- BRIEF: Which lines of the records below contain the word "Praktikum"? Report each of them in full.

- THE DATA:
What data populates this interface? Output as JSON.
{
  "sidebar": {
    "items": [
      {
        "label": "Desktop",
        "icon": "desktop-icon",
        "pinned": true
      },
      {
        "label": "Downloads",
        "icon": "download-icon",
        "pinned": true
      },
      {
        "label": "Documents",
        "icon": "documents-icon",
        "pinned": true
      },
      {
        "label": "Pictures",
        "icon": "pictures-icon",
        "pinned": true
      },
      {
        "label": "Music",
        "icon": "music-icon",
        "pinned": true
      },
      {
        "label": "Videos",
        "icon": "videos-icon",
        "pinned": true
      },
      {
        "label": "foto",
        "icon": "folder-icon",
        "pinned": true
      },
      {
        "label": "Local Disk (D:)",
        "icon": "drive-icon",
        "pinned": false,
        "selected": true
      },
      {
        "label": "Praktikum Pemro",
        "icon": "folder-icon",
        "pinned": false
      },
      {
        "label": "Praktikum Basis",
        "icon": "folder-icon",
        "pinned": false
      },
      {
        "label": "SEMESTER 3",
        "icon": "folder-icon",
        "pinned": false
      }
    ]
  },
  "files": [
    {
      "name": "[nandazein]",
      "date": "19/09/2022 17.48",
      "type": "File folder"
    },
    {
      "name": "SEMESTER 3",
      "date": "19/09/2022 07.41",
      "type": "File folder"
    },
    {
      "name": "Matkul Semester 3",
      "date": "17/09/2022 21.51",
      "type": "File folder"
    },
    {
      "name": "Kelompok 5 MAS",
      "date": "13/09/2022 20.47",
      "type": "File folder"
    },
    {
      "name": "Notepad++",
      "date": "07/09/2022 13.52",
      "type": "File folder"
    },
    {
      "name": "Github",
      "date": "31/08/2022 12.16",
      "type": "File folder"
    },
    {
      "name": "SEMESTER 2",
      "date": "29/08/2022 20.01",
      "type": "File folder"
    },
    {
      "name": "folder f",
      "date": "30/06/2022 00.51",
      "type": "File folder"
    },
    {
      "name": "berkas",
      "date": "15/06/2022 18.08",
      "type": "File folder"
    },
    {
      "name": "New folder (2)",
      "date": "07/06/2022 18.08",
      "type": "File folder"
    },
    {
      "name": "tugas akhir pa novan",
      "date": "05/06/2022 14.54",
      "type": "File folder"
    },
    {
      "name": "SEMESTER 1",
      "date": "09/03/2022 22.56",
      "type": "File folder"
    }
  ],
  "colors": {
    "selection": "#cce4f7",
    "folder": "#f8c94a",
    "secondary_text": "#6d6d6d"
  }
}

- ANSWER TO THIS EXERCISE:
        "label": "Praktikum Pemro",
        "label": "Praktikum Basis",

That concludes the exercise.